DESCRIPTION OF THE TASK: Among the entries below, find the lines holding "this" and copy them.
________________________________________
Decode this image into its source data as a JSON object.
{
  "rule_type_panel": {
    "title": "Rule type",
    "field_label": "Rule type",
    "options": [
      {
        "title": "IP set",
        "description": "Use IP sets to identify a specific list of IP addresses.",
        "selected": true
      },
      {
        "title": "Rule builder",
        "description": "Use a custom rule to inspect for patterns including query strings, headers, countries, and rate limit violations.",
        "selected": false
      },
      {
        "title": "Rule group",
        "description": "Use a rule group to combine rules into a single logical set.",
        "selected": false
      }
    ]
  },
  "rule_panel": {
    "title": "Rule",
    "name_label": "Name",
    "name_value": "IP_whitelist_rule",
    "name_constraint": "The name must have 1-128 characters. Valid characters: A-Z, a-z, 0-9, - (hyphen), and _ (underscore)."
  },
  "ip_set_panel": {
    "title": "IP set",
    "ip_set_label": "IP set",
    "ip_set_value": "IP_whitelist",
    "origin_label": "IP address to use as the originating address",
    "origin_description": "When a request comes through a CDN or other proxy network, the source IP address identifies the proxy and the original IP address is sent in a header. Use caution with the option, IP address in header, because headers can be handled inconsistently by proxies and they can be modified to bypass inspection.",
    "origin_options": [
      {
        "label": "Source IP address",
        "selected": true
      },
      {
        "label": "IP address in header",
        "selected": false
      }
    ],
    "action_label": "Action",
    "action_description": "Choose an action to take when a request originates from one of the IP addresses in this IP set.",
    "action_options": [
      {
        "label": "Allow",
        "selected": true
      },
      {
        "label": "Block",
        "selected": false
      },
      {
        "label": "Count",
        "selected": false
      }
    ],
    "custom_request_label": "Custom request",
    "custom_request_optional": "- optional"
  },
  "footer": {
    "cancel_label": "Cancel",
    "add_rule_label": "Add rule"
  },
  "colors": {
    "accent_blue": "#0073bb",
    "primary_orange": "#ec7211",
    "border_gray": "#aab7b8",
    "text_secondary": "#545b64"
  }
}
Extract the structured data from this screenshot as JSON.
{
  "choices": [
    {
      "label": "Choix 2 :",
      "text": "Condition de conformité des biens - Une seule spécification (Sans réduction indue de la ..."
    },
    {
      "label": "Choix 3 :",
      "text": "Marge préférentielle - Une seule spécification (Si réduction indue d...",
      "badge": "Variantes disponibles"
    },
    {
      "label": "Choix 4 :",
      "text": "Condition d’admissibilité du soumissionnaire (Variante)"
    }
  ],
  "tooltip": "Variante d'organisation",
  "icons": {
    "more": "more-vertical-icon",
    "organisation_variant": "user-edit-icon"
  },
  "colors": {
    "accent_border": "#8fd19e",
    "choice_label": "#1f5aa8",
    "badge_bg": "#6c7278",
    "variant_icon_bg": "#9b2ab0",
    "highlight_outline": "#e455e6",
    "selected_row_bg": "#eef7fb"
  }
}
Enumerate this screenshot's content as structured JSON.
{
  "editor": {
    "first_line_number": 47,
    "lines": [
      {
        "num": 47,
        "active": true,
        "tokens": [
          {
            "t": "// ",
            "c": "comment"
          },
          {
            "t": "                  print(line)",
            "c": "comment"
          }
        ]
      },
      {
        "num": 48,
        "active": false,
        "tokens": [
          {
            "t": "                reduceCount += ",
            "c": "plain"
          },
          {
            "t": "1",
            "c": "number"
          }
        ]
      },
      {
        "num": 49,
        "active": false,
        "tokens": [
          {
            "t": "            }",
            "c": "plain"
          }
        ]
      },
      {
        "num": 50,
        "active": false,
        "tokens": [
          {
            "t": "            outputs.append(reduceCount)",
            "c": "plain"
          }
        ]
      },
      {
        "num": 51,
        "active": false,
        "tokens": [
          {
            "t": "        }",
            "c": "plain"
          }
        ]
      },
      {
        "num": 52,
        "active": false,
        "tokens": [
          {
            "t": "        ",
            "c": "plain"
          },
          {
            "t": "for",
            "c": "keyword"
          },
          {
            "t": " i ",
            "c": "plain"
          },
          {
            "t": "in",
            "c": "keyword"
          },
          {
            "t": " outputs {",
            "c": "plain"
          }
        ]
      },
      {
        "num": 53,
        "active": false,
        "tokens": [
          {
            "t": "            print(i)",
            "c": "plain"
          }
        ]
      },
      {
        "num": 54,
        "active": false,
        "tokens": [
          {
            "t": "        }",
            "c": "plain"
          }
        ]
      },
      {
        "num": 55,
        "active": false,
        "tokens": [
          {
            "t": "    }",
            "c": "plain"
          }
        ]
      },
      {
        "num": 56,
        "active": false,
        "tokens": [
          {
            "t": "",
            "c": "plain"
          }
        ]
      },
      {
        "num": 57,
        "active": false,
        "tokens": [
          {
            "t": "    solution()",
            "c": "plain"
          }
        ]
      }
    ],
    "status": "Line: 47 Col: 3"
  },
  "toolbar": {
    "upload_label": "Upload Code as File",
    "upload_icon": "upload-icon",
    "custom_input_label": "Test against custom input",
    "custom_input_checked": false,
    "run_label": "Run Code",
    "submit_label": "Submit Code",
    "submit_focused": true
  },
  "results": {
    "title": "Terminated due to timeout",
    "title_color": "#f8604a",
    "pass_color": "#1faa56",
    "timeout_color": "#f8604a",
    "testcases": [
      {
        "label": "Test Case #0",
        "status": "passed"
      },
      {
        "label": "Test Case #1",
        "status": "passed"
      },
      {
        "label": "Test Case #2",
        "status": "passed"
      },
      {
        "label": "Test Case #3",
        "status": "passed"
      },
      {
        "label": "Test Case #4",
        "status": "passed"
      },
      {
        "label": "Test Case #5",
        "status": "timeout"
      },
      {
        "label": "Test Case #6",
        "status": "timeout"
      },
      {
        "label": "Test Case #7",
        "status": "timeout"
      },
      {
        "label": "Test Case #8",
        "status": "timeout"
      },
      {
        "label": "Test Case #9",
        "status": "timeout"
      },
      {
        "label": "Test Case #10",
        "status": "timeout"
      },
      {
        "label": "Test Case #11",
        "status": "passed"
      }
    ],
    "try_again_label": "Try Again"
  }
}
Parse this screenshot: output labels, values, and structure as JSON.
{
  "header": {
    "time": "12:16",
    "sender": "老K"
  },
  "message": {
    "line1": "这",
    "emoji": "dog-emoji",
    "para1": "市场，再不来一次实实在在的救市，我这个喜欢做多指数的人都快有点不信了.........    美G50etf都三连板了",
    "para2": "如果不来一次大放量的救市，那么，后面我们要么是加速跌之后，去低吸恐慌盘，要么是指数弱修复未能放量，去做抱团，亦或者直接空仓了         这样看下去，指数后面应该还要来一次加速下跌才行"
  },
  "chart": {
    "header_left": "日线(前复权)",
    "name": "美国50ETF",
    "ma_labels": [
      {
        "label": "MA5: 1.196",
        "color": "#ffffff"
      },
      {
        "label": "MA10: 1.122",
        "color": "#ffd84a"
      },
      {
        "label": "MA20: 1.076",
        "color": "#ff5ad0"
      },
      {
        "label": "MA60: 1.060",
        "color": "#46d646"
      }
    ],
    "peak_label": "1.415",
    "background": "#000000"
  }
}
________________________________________
SOLVED PROBLEM:
Decode this image into its source data as a JSON object.
    "action_description": "Choose an action to take when a request originates from one of the IP addresses in this IP set.",
Extract the structured data from this screenshot as JSON.
Enumerate this screenshot's content as structured JSON.
Parse this screenshot: output labels, values, and structure as JSON.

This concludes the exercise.